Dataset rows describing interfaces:
+---+

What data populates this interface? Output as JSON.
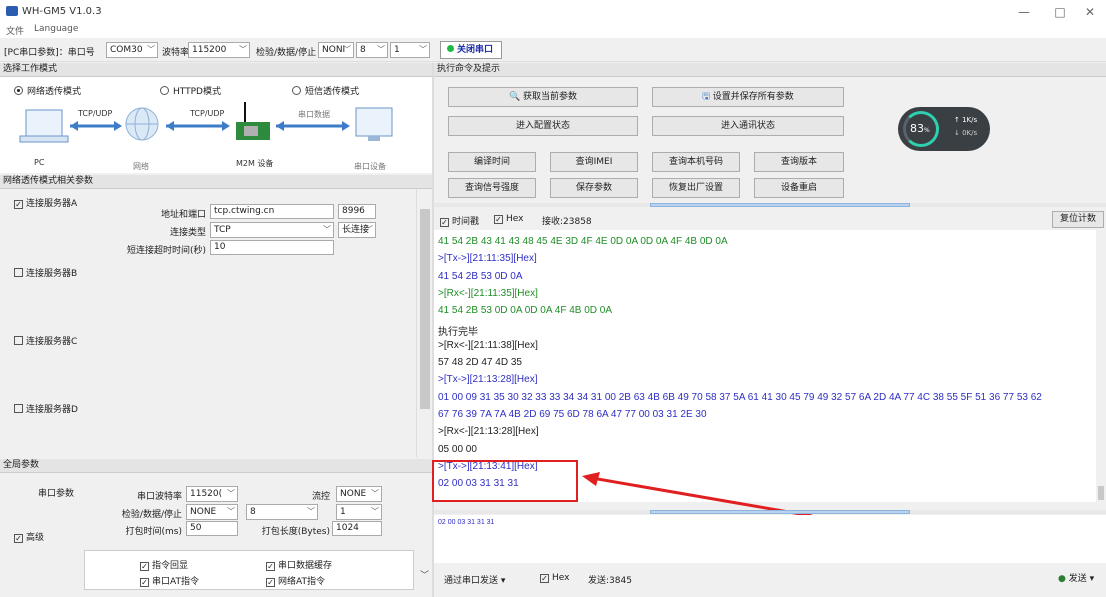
{
  "window": {
    "title": "WH-GM5 V1.0.3",
    "minimize": "—",
    "maximize": "□",
    "close": "✕"
  },
  "menu": [
    "文件",
    "Language"
  ],
  "toolbar": {
    "port_label": "[PC串口参数]：串口号",
    "port": "COM30",
    "baud_label": "波特率",
    "baud": "115200",
    "check_label": "检验/数据/停止",
    "parity": "NONI",
    "data_bits": "8",
    "stop_bits": "1",
    "open_button": "关闭串口"
  },
  "work_mode": {
    "header": "选择工作模式",
    "modes": [
      "网络透传模式",
      "HTTPD模式",
      "短信透传模式"
    ],
    "selected": 0
  },
  "diagram": {
    "tcp1": "TCP/UDP",
    "tcp2": "TCP/UDP",
    "serial_data": "串口数据",
    "pc": "PC",
    "network": "网络",
    "m2m": "M2M 设备",
    "serial_device": "串口设备"
  },
  "net_params": {
    "header": "网络透传模式相关参数",
    "server_a": "连接服务器A",
    "addr_label": "地址和端口",
    "addr": "tcp.ctwing.cn",
    "port": "8996",
    "conn_type_label": "连接类型",
    "conn_type": "TCP",
    "conn_mode": "长连接",
    "timeout_label": "短连接超时时间(秒)",
    "timeout": "10",
    "server_b": "连接服务器B",
    "server_c": "连接服务器C",
    "server_d": "连接服务器D"
  },
  "global": {
    "header": "全局参数",
    "serial_params": "串口参数",
    "baud_label": "串口波特率",
    "baud": "11520(",
    "flow_label": "流控",
    "flow": "NONE",
    "check_label": "检验/数据/停止",
    "parity": "NONE",
    "data_bits": "8",
    "stop_bits": "1",
    "pack_time_label": "打包时间(ms)",
    "pack_time": "50",
    "pack_len_label": "打包长度(Bytes)",
    "pack_len": "1024",
    "advanced": "高级",
    "opt1": "指令回显",
    "opt2": "串口数据缓存",
    "opt3": "串口AT指令",
    "opt4": "网络AT指令"
  },
  "commands": {
    "header": "执行命令及提示",
    "get_params": "获取当前参数",
    "save_all": "设置并保存所有参数",
    "enter_config": "进入配置状态",
    "enter_comm": "进入通讯状态",
    "compile_time": "编译时间",
    "query_imei": "查询IMEI",
    "query_number": "查询本机号码",
    "query_version": "查询版本",
    "query_signal": "查询信号强度",
    "save_params": "保存参数",
    "factory_reset": "恢复出厂设置",
    "reboot": "设备重启"
  },
  "gauge": {
    "percent": "83",
    "unit": "%",
    "up": "1K/s",
    "down": "0K/s"
  },
  "receive": {
    "time_label": "时间戳",
    "hex_label": "Hex",
    "count_label": "接收:23858",
    "reset": "复位计数"
  },
  "log": [
    {
      "t": "41 54 2B 43 41 43 48 45 4E 3D 4F 4E 0D 0A 0D 0A 4F 4B 0D 0A",
      "c": "green"
    },
    {
      "t": ">[Tx->][21:11:35][Hex]",
      "c": "blue"
    },
    {
      "t": "41 54 2B 53 0D 0A",
      "c": "blue"
    },
    {
      "t": ">[Rx<-][21:11:35][Hex]",
      "c": "green"
    },
    {
      "t": "41 54 2B 53 0D 0A 0D 0A 4F 4B 0D 0A",
      "c": "green"
    },
    {
      "t": "执行完毕",
      "c": "black"
    },
    {
      "t": ">[Rx<-][21:11:38][Hex]",
      "c": "black"
    },
    {
      "t": "57 48 2D 47 4D 35",
      "c": "black"
    },
    {
      "t": ">[Tx->][21:13:28][Hex]",
      "c": "blue"
    },
    {
      "t": "01 00 09 31 35 30 32 33 33 34 34 31 00 2B 63 4B 6B 49 70 58 37 5A 61 41 30 45 79 49 32 57 6A 2D 4A 77 4C 38 55 5F 51 36 77 53 62",
      "c": "blue"
    },
    {
      "t": "67 76 39 7A 7A 4B 2D 69 75 6D 78 6A 47 77 00 03 31 2E 30",
      "c": "blue"
    },
    {
      "t": ">[Rx<-][21:13:28][Hex]",
      "c": "black"
    },
    {
      "t": "05 00 00",
      "c": "black"
    },
    {
      "t": ">[Tx->][21:13:41][Hex]",
      "c": "blue"
    },
    {
      "t": "02 00 03 31 31 31",
      "c": "blue"
    }
  ],
  "send": {
    "text": "02 00 03 31 31 31",
    "via": "通过串口发送 ▾",
    "hex_label": "Hex",
    "count": "发送:3845",
    "send_button": "发送 ▾"
  },
  "colors": {
    "green": "#1f8d26",
    "blue": "#2e2ec4",
    "highlight": "#e02020"
  }
}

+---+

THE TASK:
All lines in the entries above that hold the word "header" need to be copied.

SOLUTION FOR THIS TASK:
    "header": "选择工作模式",
    "header": "网络透传模式相关参数",
    "header": "全局参数",
    "header": "执行命令及提示",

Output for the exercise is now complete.